Self-doubt is a crippling condition for any artist. (Spoiler: It never goes away. You just learn to manage it.) For young or inexperienced artists–hereinafter called writers because this is a blog about writing–self-doubt can be paralyzing. You write something you think is pretty good, but when you show it to your “beta readers” they have suggestions, so forward progress stops on your story.
The writer’s internal monologue goes something like this: I thought that description of the lightning strike was pretty strong. But if Beta George didn’t like it, there must be something wrong. He said he didn’t like the word “struck” because he thought it was a cliche. And he said Main Character Harriett wasn’t scared enough. I don’t get why she’d be more scared than she is, but if Beta George thinks. . .
I call this navel gazing. No further work gets done on the story because the writer is wrapped around his own axle trying to make Beta George happy–even if it’s against the writer’s own better judgment.
Does this scenario sound familiar to anyone: Mary has been working on her story for eighteen months but hasn’t gotten past Chapter Three. Every time she tries to move forward, she looks back and realizes that what she’s written is terrible. She wonders why she ever thought she could write a book, maybe has a little cry or maybe a big cocktail, and then she goes back to the beginning.
NOTE: Up to and excluding the part where she starts over, this is a process I go through with every book. Twenty-one of them. It’s part of the process. Literally, writing crappy prose is a necessary element of the journey to get to the end of a project. And not just at the beginning of a career. Every. Friggin’. Book.

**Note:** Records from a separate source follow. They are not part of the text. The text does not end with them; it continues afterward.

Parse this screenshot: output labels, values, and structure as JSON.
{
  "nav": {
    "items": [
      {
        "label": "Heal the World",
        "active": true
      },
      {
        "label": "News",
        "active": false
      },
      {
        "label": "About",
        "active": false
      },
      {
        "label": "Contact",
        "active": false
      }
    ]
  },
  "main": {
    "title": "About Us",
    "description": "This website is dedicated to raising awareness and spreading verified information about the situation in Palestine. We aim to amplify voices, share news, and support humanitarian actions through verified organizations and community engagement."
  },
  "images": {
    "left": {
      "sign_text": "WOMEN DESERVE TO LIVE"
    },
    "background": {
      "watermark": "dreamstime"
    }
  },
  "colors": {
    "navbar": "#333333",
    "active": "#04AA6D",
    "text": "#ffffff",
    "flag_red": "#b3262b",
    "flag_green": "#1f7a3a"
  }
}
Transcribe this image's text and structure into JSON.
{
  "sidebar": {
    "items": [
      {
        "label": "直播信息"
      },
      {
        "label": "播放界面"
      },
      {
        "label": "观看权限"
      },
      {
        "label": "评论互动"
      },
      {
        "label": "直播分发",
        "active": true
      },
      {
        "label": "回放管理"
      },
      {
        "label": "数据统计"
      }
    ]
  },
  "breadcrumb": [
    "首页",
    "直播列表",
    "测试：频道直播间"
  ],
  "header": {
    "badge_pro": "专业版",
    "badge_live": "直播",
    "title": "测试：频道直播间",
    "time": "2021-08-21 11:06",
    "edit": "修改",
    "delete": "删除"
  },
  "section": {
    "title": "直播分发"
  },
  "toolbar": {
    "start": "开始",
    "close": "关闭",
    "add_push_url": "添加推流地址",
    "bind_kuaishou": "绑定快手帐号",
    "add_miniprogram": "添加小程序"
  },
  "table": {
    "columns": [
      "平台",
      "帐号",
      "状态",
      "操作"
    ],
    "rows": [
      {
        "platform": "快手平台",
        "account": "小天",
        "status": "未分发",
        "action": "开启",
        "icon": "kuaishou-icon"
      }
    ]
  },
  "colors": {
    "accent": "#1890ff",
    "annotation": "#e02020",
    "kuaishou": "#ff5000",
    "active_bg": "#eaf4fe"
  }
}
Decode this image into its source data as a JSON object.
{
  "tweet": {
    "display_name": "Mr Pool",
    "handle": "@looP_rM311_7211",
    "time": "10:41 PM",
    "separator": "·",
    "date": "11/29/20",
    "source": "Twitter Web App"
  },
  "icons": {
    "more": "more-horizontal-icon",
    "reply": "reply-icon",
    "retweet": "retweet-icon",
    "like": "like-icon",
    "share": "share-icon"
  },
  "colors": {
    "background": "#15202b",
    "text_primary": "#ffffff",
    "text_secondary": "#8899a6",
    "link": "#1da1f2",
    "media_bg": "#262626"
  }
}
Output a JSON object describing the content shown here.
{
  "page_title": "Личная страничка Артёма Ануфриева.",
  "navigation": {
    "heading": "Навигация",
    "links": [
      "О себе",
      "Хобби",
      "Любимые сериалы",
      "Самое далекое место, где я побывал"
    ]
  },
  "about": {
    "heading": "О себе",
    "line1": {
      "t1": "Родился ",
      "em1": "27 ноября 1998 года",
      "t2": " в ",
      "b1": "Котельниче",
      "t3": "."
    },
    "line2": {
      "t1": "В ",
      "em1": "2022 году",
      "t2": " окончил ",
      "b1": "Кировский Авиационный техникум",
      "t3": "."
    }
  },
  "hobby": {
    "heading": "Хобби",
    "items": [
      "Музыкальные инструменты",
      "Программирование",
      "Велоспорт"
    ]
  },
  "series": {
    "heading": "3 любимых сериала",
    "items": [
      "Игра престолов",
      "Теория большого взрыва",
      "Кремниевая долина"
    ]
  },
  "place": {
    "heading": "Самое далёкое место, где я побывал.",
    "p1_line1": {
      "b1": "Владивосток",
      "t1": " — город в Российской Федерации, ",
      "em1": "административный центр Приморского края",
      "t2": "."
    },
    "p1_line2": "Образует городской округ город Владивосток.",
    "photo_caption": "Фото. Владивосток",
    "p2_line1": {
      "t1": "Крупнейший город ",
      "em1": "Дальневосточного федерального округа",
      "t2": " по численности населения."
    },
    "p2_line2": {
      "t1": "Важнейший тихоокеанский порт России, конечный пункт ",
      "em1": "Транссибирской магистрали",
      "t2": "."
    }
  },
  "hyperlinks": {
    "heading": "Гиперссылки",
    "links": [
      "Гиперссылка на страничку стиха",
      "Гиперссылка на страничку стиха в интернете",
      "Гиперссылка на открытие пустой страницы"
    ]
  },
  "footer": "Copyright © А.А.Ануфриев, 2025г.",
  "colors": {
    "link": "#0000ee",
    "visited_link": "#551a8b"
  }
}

Having done this a few times grants the advantage of having confidence in the crappy parts. I know that once the creative boiler comes up to pressure and I’m steaming through the story, I’ll be able to take care of damage control. But I have to get up to pressure. I have to move the story forward.
I’m going to share my strategy for managing doubt and crappy prose, and then I’m going to share how I think you should handle it until you feel confident that your boiler is sound.
I start every writing session by rewriting what I wrote in the previous two sessions. Then, when I finish today’s session of moving forward, I intentionally do not go back and edit. That’s tomorrow’s job, after things are less fresh in my head. Rewriting takes about an hour most days, and then I forge ahead. By the time I get to the end of the first draft, I’m really on my third or fourth draft, and all I need is a quick pass for a polish.
My system works for me because a) I’ve been doing this for a very long time, and b) I force myself to add at least a thousand words to yesterday’s count. Two thousand is better, and I think my record is 8,900. I don’t want to do that again.
Here’s my suggestion for others: Eyes Front. Don’t look back. Period. Hard stop.
Pick a targeted word count or a date on the calendar (think 10,000 words or three weeks–a real stretch). Until that milestone is reached, you are forbidden to look back at what you’ve written. Keep the story moving forward. Only forward. Get that boiler churning. Fall in love with your story again. And no cheating! If you forget what you named that guy in Chapter Two, mark the spot with asterisks and keep going.
When you reach your milestone, you MUST congratulate yourself for having met it. If you’re sailing your book at full speed through calm waters, set another goal and keep pressing on. If you need to go back to fix stuff (all those asterisks, for example), go for it. Make all the changes you feel are necessary, but remember that you still owe yourself a thousand words of forward progress.
Don’t let your book run aground while you’re cleaning the bilges.
What do you think, TKZers? Worth a try?